## Your assignment
Restate the data below, keeping every line the same.

## Exercise material
····················
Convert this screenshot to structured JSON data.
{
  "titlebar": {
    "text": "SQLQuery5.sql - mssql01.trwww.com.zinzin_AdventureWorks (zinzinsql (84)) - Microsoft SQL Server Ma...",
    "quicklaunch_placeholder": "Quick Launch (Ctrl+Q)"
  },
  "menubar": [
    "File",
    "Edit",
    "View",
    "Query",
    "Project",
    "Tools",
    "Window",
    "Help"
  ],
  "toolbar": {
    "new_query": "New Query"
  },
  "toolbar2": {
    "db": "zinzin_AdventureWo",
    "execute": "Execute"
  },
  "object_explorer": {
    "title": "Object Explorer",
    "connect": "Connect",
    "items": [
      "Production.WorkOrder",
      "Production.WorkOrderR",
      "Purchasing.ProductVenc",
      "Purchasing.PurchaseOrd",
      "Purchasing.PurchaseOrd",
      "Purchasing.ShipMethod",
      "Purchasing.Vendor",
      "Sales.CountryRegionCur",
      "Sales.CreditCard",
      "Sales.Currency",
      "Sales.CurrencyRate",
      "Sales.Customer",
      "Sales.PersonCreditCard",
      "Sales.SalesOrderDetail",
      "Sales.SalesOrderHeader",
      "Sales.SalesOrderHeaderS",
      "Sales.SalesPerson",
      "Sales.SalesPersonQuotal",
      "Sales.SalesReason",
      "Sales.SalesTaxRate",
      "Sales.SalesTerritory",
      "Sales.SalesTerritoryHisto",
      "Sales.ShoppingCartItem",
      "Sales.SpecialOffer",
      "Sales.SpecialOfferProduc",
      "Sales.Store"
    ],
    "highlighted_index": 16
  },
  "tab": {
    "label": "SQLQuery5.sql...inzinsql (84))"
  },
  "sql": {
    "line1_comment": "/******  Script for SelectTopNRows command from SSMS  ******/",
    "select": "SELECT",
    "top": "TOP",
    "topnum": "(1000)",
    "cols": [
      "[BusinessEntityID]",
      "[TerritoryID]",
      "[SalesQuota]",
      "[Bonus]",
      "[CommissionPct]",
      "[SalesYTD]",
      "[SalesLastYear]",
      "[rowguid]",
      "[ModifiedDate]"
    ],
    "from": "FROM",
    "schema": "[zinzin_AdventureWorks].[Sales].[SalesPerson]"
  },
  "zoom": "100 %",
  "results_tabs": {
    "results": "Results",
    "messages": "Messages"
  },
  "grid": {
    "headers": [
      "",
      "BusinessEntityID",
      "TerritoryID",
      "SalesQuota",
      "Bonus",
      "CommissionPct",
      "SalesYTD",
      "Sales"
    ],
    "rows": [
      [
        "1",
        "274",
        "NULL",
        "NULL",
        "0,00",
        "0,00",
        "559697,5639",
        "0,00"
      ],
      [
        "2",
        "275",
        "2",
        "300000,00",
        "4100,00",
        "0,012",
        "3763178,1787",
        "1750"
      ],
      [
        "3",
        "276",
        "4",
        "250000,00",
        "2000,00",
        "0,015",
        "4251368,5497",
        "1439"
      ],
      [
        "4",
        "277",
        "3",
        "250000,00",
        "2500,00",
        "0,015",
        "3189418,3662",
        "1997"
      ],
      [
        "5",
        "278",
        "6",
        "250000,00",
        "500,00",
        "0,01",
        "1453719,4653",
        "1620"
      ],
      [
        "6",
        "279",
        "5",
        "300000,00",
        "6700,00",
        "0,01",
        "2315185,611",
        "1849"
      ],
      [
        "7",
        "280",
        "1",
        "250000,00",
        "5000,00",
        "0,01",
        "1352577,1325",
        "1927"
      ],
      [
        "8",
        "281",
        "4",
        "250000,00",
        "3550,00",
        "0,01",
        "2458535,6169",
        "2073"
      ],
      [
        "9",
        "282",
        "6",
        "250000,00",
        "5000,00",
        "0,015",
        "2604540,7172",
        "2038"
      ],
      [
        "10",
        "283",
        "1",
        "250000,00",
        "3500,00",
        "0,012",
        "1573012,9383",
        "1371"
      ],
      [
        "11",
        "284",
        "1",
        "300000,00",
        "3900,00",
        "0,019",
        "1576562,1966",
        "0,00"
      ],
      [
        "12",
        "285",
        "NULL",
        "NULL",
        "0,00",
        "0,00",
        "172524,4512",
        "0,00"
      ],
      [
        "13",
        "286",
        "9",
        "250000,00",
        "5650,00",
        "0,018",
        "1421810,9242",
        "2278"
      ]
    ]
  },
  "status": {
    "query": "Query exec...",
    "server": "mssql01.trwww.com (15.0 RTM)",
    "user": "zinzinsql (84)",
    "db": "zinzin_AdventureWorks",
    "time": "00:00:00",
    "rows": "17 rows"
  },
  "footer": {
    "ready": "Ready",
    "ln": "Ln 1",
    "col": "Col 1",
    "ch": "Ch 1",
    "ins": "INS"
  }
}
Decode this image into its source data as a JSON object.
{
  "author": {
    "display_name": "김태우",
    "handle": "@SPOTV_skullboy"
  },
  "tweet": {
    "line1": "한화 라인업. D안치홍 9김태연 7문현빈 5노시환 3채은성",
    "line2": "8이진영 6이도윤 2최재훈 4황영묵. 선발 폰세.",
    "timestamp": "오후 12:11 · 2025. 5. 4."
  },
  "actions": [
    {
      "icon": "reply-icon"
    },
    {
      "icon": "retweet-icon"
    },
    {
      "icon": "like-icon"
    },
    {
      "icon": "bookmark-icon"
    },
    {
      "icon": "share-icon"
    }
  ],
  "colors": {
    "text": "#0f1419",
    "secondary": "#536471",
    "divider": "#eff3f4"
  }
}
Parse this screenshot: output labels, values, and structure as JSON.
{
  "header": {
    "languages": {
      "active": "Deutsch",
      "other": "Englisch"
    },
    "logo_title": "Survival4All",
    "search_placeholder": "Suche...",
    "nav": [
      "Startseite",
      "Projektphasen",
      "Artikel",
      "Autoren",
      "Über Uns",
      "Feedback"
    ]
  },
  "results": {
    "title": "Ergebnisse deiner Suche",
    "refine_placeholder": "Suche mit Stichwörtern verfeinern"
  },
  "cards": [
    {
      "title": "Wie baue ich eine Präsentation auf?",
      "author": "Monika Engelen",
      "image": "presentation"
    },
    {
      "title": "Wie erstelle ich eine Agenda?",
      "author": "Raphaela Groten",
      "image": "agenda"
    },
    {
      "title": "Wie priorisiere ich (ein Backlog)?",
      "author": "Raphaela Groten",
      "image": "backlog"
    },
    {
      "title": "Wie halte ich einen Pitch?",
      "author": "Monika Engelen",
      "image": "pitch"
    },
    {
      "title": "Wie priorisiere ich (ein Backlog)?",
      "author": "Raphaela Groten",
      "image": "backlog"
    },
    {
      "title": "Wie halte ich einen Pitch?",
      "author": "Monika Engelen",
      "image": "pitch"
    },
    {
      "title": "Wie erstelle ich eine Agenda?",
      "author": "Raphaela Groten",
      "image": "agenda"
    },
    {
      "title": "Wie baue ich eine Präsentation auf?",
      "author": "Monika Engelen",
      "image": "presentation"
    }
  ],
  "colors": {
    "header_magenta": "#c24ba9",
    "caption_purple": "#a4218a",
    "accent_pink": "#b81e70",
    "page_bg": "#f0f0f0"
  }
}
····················
## Answer below
Convert this screenshot to structured JSON data.
{
  "titlebar": {
    "text": "SQLQuery5.sql - mssql01.trwww.com.zinzin_AdventureWorks (zinzinsql (84)) - Microsoft SQL Server Ma...",
    "quicklaunch_placeholder": "Quick Launch (Ctrl+Q)"
  },
  "menubar": [
    "File",
    "Edit",
    "View",
    "Query",
    "Project",
    "Tools",
    "Window",
    "Help"
  ],
  "toolbar": {
    "new_query": "New Query"
  },
  "toolbar2": {
    "db": "zinzin_AdventureWo",
    "execute": "Execute"
  },
  "object_explorer": {
    "title": "Object Explorer",
    "connect": "Connect",
    "items": [
      "Production.WorkOrder",
      "Production.WorkOrderR",
      "Purchasing.ProductVenc",
      "Purchasing.PurchaseOrd",
      "Purchasing.PurchaseOrd",
      "Purchasing.ShipMethod",
      "Purchasing.Vendor",
      "Sales.CountryRegionCur",
      "Sales.CreditCard",
      "Sales.Currency",
      "Sales.CurrencyRate",
      "Sales.Customer",
      "Sales.PersonCreditCard",
      "Sales.SalesOrderDetail",
      "Sales.SalesOrderHeader",
      "Sales.SalesOrderHeaderS",
      "Sales.SalesPerson",
      "Sales.SalesPersonQuotal",
      "Sales.SalesReason",
      "Sales.SalesTaxRate",
      "Sales.SalesTerritory",
      "Sales.SalesTerritoryHisto",
      "Sales.ShoppingCartItem",
      "Sales.SpecialOffer",
      "Sales.SpecialOfferProduc",
      "Sales.Store"
    ],
    "highlighted_index": 16
  },
  "tab": {
    "label": "SQLQuery5.sql...inzinsql (84))"
  },
  "sql": {
    "line1_comment": "/******  Script for SelectTopNRows command from SSMS  ******/",
    "select": "SELECT",
    "top": "TOP",
    "topnum": "(1000)",
    "cols": [
      "[BusinessEntityID]",
      "[TerritoryID]",
      "[SalesQuota]",
      "[Bonus]",
      "[CommissionPct]",
      "[SalesYTD]",
      "[SalesLastYear]",
      "[rowguid]",
      "[ModifiedDate]"
    ],
    "from": "FROM",
    "schema": "[zinzin_AdventureWorks].[Sales].[SalesPerson]"
  },
  "zoom": "100 %",
  "results_tabs": {
    "results": "Results",
    "messages": "Messages"
  },
  "grid": {
    "headers": [
      "",
      "BusinessEntityID",
      "TerritoryID",
      "SalesQuota",
      "Bonus",
      "CommissionPct",
      "SalesYTD",
      "Sales"
    ],
    "rows": [
      [
        "1",
        "274",
        "NULL",
        "NULL",
        "0,00",
        "0,00",
        "559697,5639",
        "0,00"
      ],
      [
        "2",
        "275",
        "2",
        "300000,00",
        "4100,00",
        "0,012",
        "3763178,1787",
        "1750"
      ],
      [
        "3",
        "276",
        "4",
        "250000,00",
        "2000,00",
        "0,015",
        "4251368,5497",
        "1439"
      ],
      [
        "4",
        "277",
        "3",
        "250000,00",
        "2500,00",
        "0,015",
        "3189418,3662",
        "1997"
      ],
      [
        "5",
        "278",
        "6",
        "250000,00",
        "500,00",
        "0,01",
        "1453719,4653",
        "1620"
      ],
      [
        "6",
        "279",
        "5",
        "300000,00",
        "6700,00",
        "0,01",
        "2315185,611",
        "1849"
      ],
      [
        "7",
        "280",
        "1",
        "250000,00",
        "5000,00",
        "0,01",
        "1352577,1325",
        "1927"
      ],
      [
        "8",
        "281",
        "4",
        "250000,00",
        "3550,00",
        "0,01",
        "2458535,6169",
        "2073"
      ],
      [
        "9",
        "282",
        "6",
        "250000,00",
        "5000,00",
        "0,015",
        "2604540,7172",
        "2038"
      ],
      [
        "10",
        "283",
        "1",
        "250000,00",
        "3500,00",
        "0,012",
        "1573012,9383",
        "1371"
      ],
      [
        "11",
        "284",
        "1",
        "300000,00",
        "3900,00",
        "0,019",
        "1576562,1966",
        "0,00"
      ],
      [
        "12",
        "285",
        "NULL",
        "NULL",
        "0,00",
        "0,00",
        "172524,4512",
        "0,00"
      ],
      [
        "13",
        "286",
        "9",
        "250000,00",
        "5650,00",
        "0,018",
        "1421810,9242",
        "2278"
      ]
    ]
  },
  "status": {
    "query": "Query exec...",
    "server": "mssql01.trwww.com (15.0 RTM)",
    "user": "zinzinsql (84)",
    "db": "zinzin_AdventureWorks",
    "time": "00:00:00",
    "rows": "17 rows"
  },
  "footer": {
    "ready": "Ready",
    "ln": "Ln 1",
    "col": "Col 1",
    "ch": "Ch 1",
    "ins": "INS"
  }
}
Decode this image into its source data as a JSON object.
{
  "author": {
    "display_name": "김태우",
    "handle": "@SPOTV_skullboy"
  },
  "tweet": {
    "line1": "한화 라인업. D안치홍 9김태연 7문현빈 5노시환 3채은성",
    "line2": "8이진영 6이도윤 2최재훈 4황영묵. 선발 폰세.",
    "timestamp": "오후 12:11 · 2025. 5. 4."
  },
  "actions": [
    {
      "icon": "reply-icon"
    },
    {
      "icon": "retweet-icon"
    },
    {
      "icon": "like-icon"
    },
    {
      "icon": "bookmark-icon"
    },
    {
      "icon": "share-icon"
    }
  ],
  "colors": {
    "text": "#0f1419",
    "secondary": "#536471",
    "divider": "#eff3f4"
  }
}
Parse this screenshot: output labels, values, and structure as JSON.
{
  "header": {
    "languages": {
      "active": "Deutsch",
      "other": "Englisch"
    },
    "logo_title": "Survival4All",
    "search_placeholder": "Suche...",
    "nav": [
      "Startseite",
      "Projektphasen",
      "Artikel",
      "Autoren",
      "Über Uns",
      "Feedback"
    ]
  },
  "results": {
    "title": "Ergebnisse deiner Suche",
    "refine_placeholder": "Suche mit Stichwörtern verfeinern"
  },
  "cards": [
    {
      "title": "Wie baue ich eine Präsentation auf?",
      "author": "Monika Engelen",
      "image": "presentation"
    },
    {
      "title": "Wie erstelle ich eine Agenda?",
      "author": "Raphaela Groten",
      "image": "agenda"
    },
    {
      "title": "Wie priorisiere ich (ein Backlog)?",
      "author": "Raphaela Groten",
      "image": "backlog"
    },
    {
      "title": "Wie halte ich einen Pitch?",
      "author": "Monika Engelen",
      "image": "pitch"
    },
    {
      "title": "Wie priorisiere ich (ein Backlog)?",
      "author": "Raphaela Groten",
      "image": "backlog"
    },
    {
      "title": "Wie halte ich einen Pitch?",
      "author": "Monika Engelen",
      "image": "pitch"
    },
    {
      "title": "Wie erstelle ich eine Agenda?",
      "author": "Raphaela Groten",
      "image": "agenda"
    },
    {
      "title": "Wie baue ich eine Präsentation auf?",
      "author": "Monika Engelen",
      "image": "presentation"
    }
  ],
  "colors": {
    "header_magenta": "#c24ba9",
    "caption_purple": "#a4218a",
    "accent_pink": "#b81e70",
    "page_bg": "#f0f0f0"
  }
}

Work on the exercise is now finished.